**Dataset entries**
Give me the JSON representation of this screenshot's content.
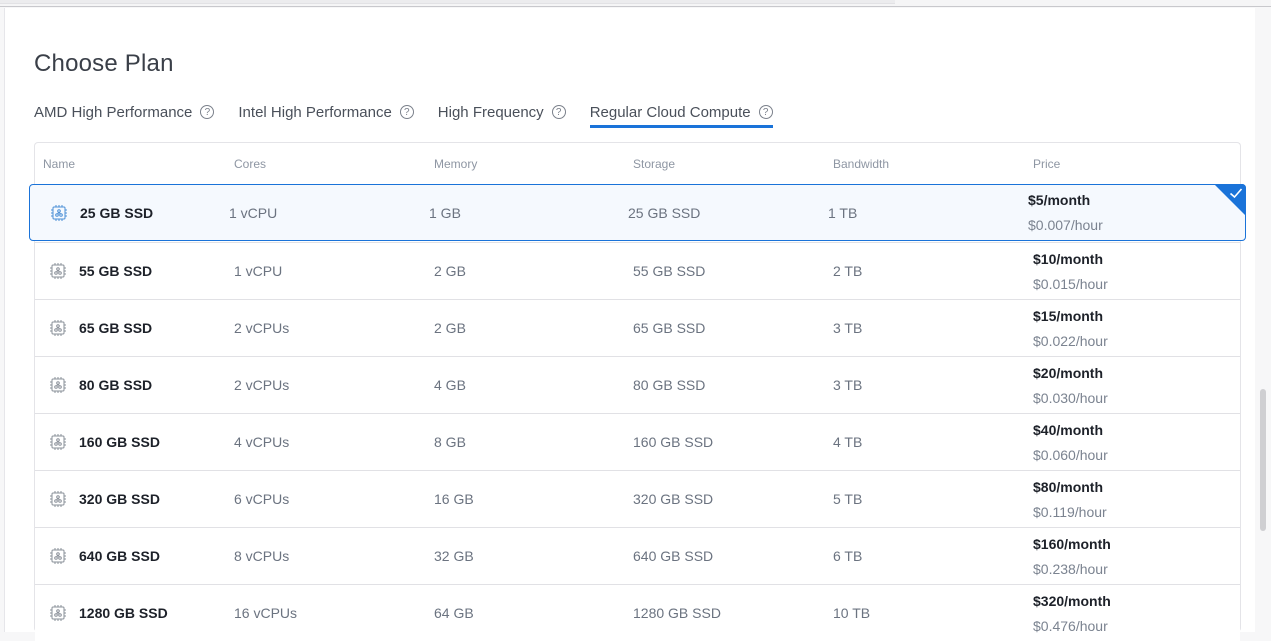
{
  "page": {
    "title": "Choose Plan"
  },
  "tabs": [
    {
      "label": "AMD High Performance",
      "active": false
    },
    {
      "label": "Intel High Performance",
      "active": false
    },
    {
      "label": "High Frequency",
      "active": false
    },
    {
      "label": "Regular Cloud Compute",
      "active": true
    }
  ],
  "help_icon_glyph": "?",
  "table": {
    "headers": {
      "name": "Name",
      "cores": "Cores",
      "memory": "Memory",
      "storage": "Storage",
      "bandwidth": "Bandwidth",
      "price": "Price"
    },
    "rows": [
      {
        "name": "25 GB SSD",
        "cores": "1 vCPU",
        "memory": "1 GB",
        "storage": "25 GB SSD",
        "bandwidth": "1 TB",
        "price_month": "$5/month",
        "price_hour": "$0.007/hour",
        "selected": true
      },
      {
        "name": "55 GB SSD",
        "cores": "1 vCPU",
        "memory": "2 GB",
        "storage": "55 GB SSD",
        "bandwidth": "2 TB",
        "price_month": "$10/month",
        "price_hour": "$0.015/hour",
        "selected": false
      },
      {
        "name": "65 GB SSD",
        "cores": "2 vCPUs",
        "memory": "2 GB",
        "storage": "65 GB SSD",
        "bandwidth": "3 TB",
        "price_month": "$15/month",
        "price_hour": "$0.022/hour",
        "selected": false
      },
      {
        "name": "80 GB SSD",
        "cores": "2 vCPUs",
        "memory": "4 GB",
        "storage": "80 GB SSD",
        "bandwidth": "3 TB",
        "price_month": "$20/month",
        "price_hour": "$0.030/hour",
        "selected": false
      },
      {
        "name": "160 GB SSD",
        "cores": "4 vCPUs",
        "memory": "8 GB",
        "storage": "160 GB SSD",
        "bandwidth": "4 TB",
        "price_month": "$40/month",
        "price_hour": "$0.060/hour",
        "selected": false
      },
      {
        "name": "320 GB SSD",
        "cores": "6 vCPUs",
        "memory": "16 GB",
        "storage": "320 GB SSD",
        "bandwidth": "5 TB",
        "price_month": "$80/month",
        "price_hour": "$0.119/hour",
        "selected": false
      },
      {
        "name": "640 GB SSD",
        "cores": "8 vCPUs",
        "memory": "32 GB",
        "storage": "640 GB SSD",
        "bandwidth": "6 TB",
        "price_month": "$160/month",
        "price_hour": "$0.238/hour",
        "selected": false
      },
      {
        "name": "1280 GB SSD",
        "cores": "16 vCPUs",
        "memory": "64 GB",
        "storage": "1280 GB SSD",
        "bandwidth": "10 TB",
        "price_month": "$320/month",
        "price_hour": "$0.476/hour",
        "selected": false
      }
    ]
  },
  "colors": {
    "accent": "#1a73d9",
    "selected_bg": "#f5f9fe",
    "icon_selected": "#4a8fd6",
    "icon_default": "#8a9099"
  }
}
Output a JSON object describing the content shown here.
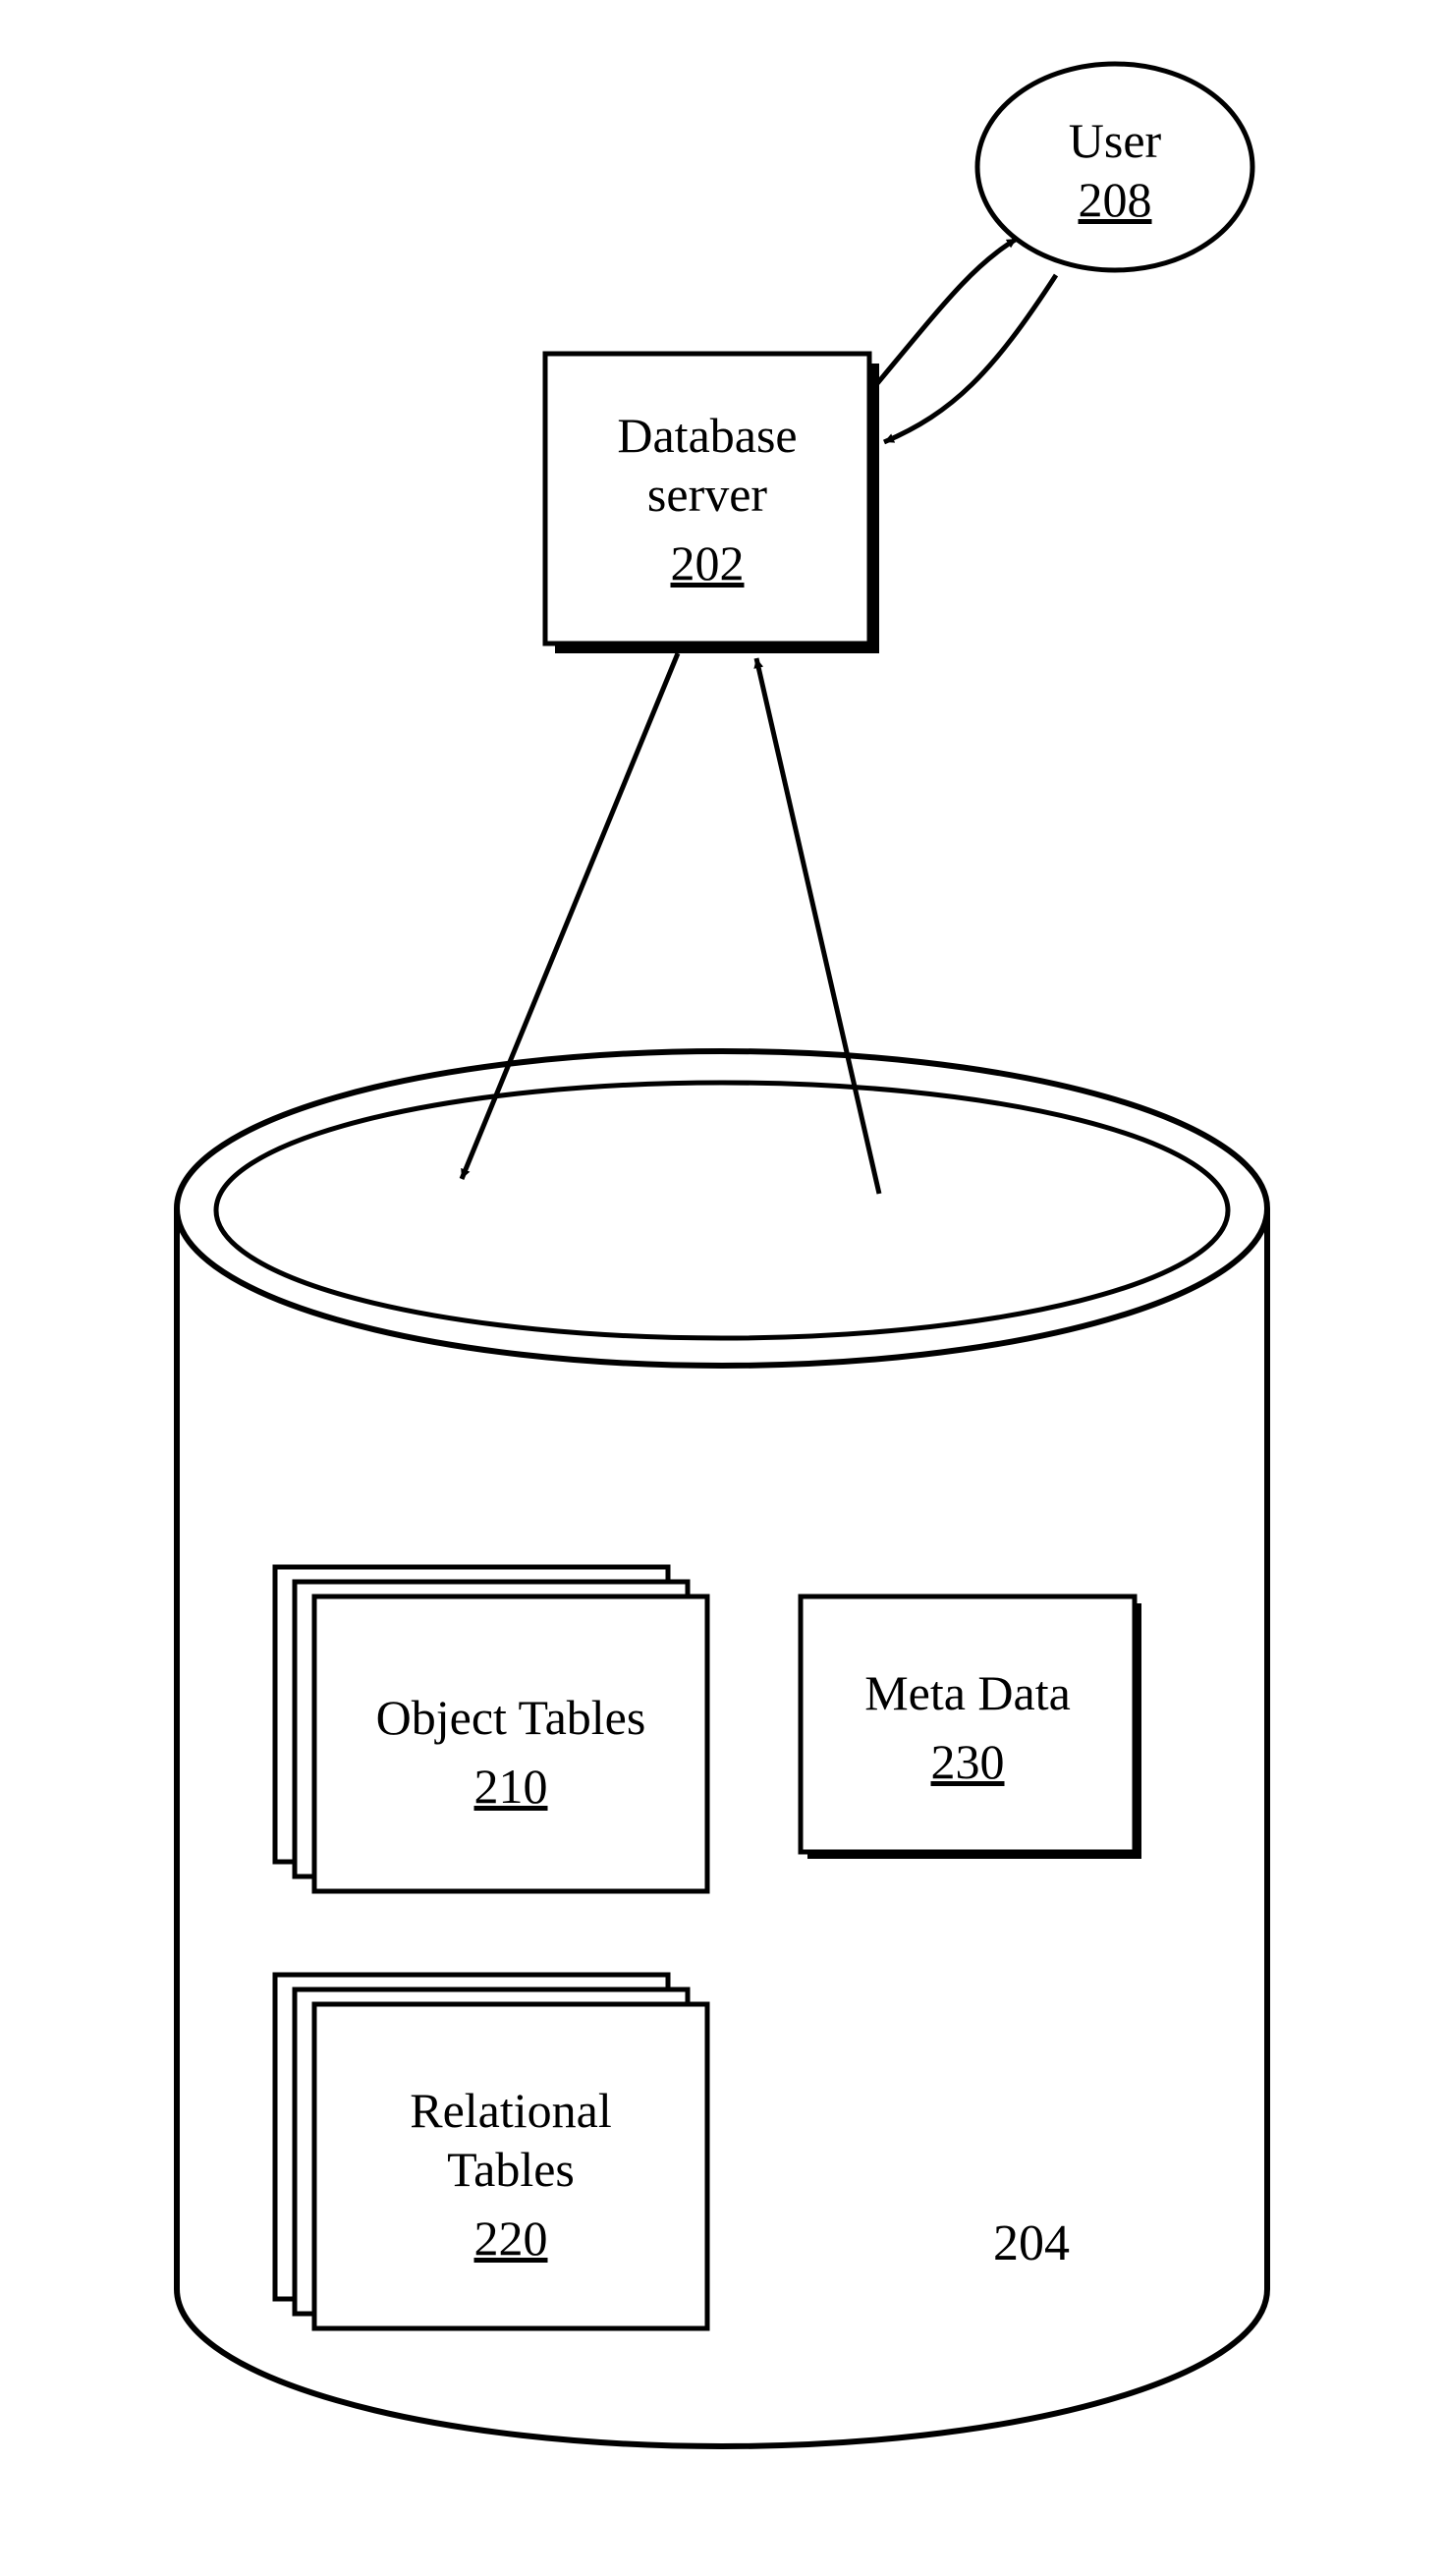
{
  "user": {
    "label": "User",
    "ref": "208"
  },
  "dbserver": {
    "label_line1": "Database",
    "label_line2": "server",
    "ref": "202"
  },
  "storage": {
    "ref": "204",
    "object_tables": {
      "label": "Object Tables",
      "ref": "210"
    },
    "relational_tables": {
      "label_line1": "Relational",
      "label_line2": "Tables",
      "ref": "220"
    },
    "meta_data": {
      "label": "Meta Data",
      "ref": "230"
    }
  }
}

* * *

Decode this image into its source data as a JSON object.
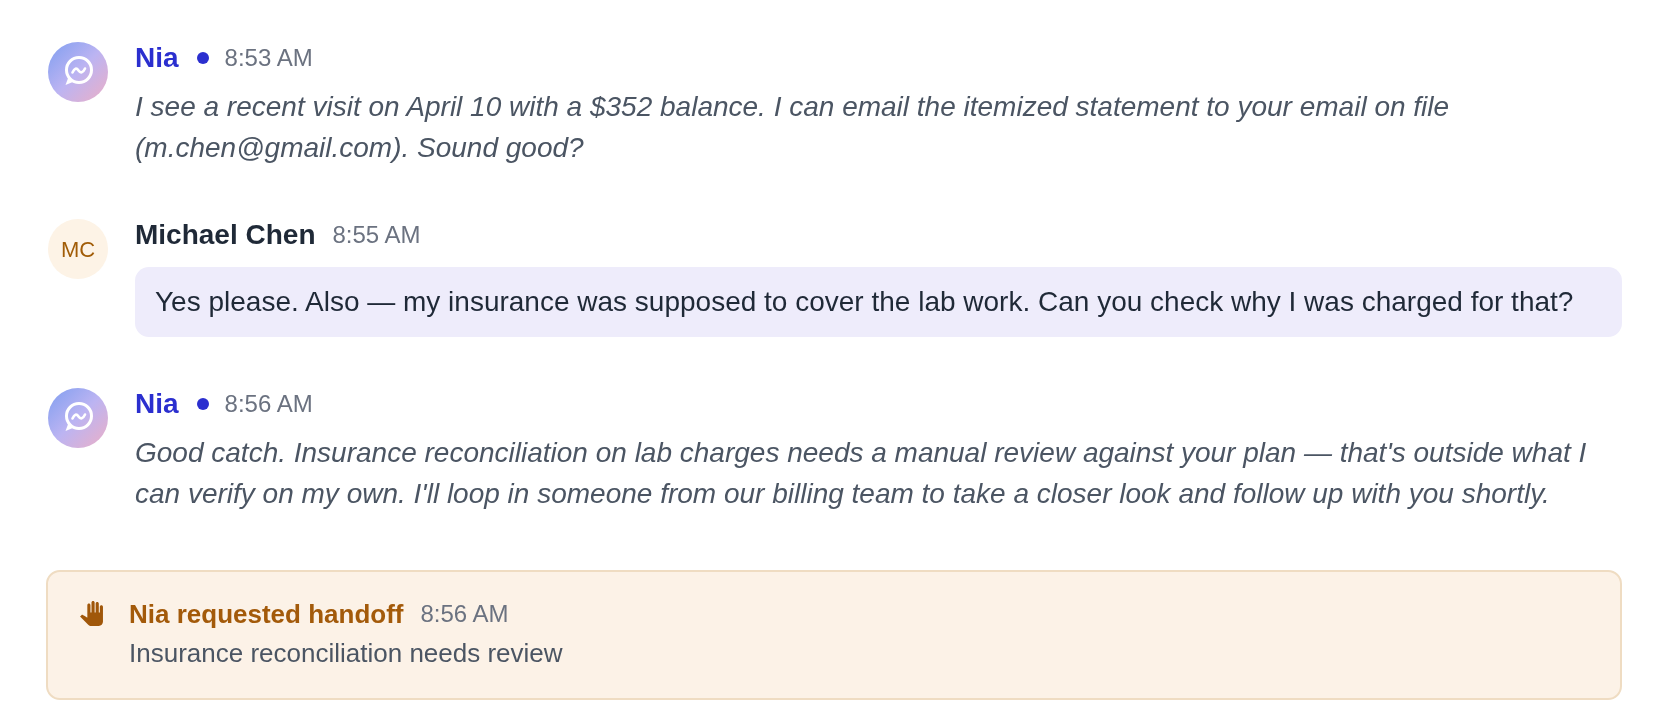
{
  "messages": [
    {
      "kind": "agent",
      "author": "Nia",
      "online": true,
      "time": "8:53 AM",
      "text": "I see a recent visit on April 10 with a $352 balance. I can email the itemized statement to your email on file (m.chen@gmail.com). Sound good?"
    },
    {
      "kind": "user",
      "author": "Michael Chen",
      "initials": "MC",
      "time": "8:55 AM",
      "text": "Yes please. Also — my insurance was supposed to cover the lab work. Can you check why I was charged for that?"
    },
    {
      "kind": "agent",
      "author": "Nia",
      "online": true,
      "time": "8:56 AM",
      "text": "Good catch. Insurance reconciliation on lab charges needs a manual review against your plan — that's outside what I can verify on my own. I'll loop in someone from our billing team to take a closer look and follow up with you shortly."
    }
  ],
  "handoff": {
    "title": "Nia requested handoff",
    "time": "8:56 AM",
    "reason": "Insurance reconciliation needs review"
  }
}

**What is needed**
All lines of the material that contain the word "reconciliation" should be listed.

**Result for this exercise**
      "text": "Good catch. Insurance reconciliation on lab charges needs a manual review against your plan — that's outside what I can verify on my own. I'll loop in someone from our billing team to take a closer look and follow up with you shortly."
    "reason": "Insurance reconciliation needs review"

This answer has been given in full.